### Your objective
Retype the listing below exactly, pictures removed.

### Source records
=== Begin Enclosure ===
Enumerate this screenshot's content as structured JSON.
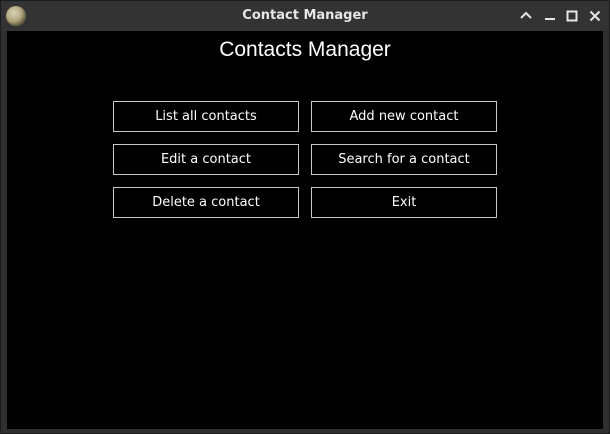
{
  "window": {
    "title": "Contact Manager",
    "controls": {
      "up_icon": "chevron-up-icon",
      "minimize_icon": "minimize-icon",
      "maximize_icon": "maximize-icon",
      "close_icon": "close-icon"
    }
  },
  "main": {
    "heading": "Contacts Manager",
    "buttons": [
      {
        "label": "List all contacts"
      },
      {
        "label": "Add new contact"
      },
      {
        "label": "Edit a contact"
      },
      {
        "label": "Search for a contact"
      },
      {
        "label": "Delete a contact"
      },
      {
        "label": "Exit"
      }
    ]
  },
  "colors": {
    "background": "#000000",
    "button_border": "#c8c8c8",
    "text": "#ffffff",
    "titlebar": "#333333"
  }
}
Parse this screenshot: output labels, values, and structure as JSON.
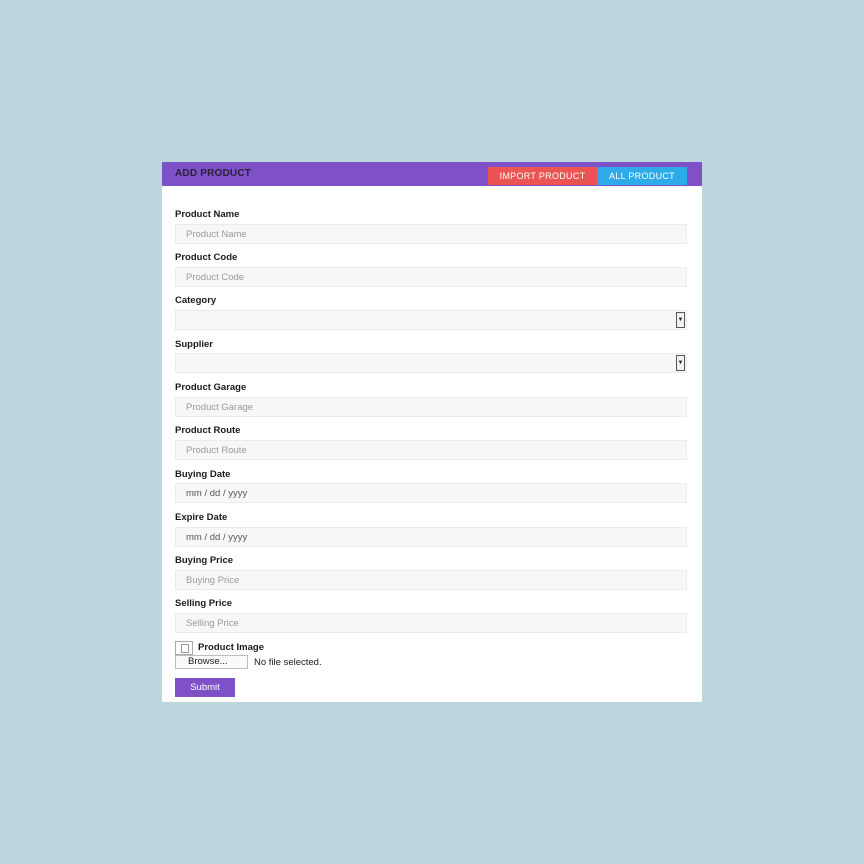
{
  "header": {
    "title": "ADD PRODUCT",
    "import_label": "IMPORT PRODUCT",
    "all_label": "ALL PRODUCT"
  },
  "fields": {
    "product_name": {
      "label": "Product Name",
      "placeholder": "Product Name"
    },
    "product_code": {
      "label": "Product Code",
      "placeholder": "Product Code"
    },
    "category": {
      "label": "Category",
      "value": ""
    },
    "supplier": {
      "label": "Supplier",
      "value": ""
    },
    "product_garage": {
      "label": "Product Garage",
      "placeholder": "Product Garage"
    },
    "product_route": {
      "label": "Product Route",
      "placeholder": "Product Route"
    },
    "buying_date": {
      "label": "Buying Date",
      "value": "mm / dd / yyyy"
    },
    "expire_date": {
      "label": "Expire Date",
      "value": "mm / dd / yyyy"
    },
    "buying_price": {
      "label": "Buying Price",
      "placeholder": "Buying Price"
    },
    "selling_price": {
      "label": "Selling Price",
      "placeholder": "Selling Price"
    }
  },
  "image": {
    "label": "Product Image",
    "browse_label": "Browse...",
    "status": "No file selected."
  },
  "submit_label": "Submit",
  "colors": {
    "accent": "#7e52c6",
    "import": "#ec5353",
    "all": "#2eaae8",
    "background": "#bdd5dc"
  }
}
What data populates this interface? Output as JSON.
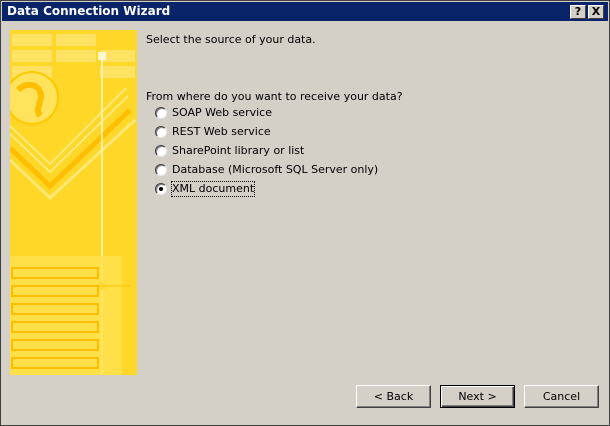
{
  "window": {
    "title": "Data Connection Wizard",
    "help_button": "?",
    "close_button": "X"
  },
  "main": {
    "prompt": "Select the source of your data.",
    "question": "From where do you want to receive your data?",
    "options": [
      {
        "label": "SOAP Web service",
        "selected": false
      },
      {
        "label": "REST Web service",
        "selected": false
      },
      {
        "label": "SharePoint library or list",
        "selected": false
      },
      {
        "label": "Database (Microsoft SQL Server only)",
        "selected": false
      },
      {
        "label": "XML document",
        "selected": true
      }
    ]
  },
  "buttons": {
    "back": "< Back",
    "next": "Next >",
    "cancel": "Cancel"
  },
  "colors": {
    "titlebar": "#0a246a",
    "dialog": "#d4d0c8",
    "art_yellow": "#ffd21a"
  }
}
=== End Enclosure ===
### Exercise result
Enumerate this screenshot's content as structured JSON.
{
  "window": {
    "title": "Contact Manager",
    "controls": {
      "up_icon": "chevron-up-icon",
      "minimize_icon": "minimize-icon",
      "maximize_icon": "maximize-icon",
      "close_icon": "close-icon"
    }
  },
  "main": {
    "heading": "Contacts Manager",
    "buttons": [
      {
        "label": "List all contacts"
      },
      {
        "label": "Add new contact"
      },
      {
        "label": "Edit a contact"
      },
      {
        "label": "Search for a contact"
      },
      {
        "label": "Delete a contact"
      },
      {
        "label": "Exit"
      }
    ]
  },
  "colors": {
    "background": "#000000",
    "button_border": "#c8c8c8",
    "text": "#ffffff",
    "titlebar": "#333333"
  }
}
Parse this screenshot: output labels, values, and structure as JSON.
{
  "header": {
    "title": "ADD PRODUCT",
    "import_label": "IMPORT PRODUCT",
    "all_label": "ALL PRODUCT"
  },
  "fields": {
    "product_name": {
      "label": "Product Name",
      "placeholder": "Product Name"
    },
    "product_code": {
      "label": "Product Code",
      "placeholder": "Product Code"
    },
    "category": {
      "label": "Category",
      "value": ""
    },
    "supplier": {
      "label": "Supplier",
      "value": ""
    },
    "product_garage": {
      "label": "Product Garage",
      "placeholder": "Product Garage"
    },
    "product_route": {
      "label": "Product Route",
      "placeholder": "Product Route"
    },
    "buying_date": {
      "label": "Buying Date",
      "value": "mm / dd / yyyy"
    },
    "expire_date": {
      "label": "Expire Date",
      "value": "mm / dd / yyyy"
    },
    "buying_price": {
      "label": "Buying Price",
      "placeholder": "Buying Price"
    },
    "selling_price": {
      "label": "Selling Price",
      "placeholder": "Selling Price"
    }
  },
  "image": {
    "label": "Product Image",
    "browse_label": "Browse...",
    "status": "No file selected."
  },
  "submit_label": "Submit",
  "colors": {
    "accent": "#7e52c6",
    "import": "#ec5353",
    "all": "#2eaae8",
    "background": "#bdd5dc"
  }
}
What data populates this interface? Output as JSON.
{
  "window": {
    "title": "Data Connection Wizard",
    "help_button": "?",
    "close_button": "X"
  },
  "main": {
    "prompt": "Select the source of your data.",
    "question": "From where do you want to receive your data?",
    "options": [
      {
        "label": "SOAP Web service",
        "selected": false
      },
      {
        "label": "REST Web service",
        "selected": false
      },
      {
        "label": "SharePoint library or list",
        "selected": false
      },
      {
        "label": "Database (Microsoft SQL Server only)",
        "selected": false
      },
      {
        "label": "XML document",
        "selected": true
      }
    ]
  },
  "buttons": {
    "back": "< Back",
    "next": "Next >",
    "cancel": "Cancel"
  },
  "colors": {
    "titlebar": "#0a246a",
    "dialog": "#d4d0c8",
    "art_yellow": "#ffd21a"
  }
}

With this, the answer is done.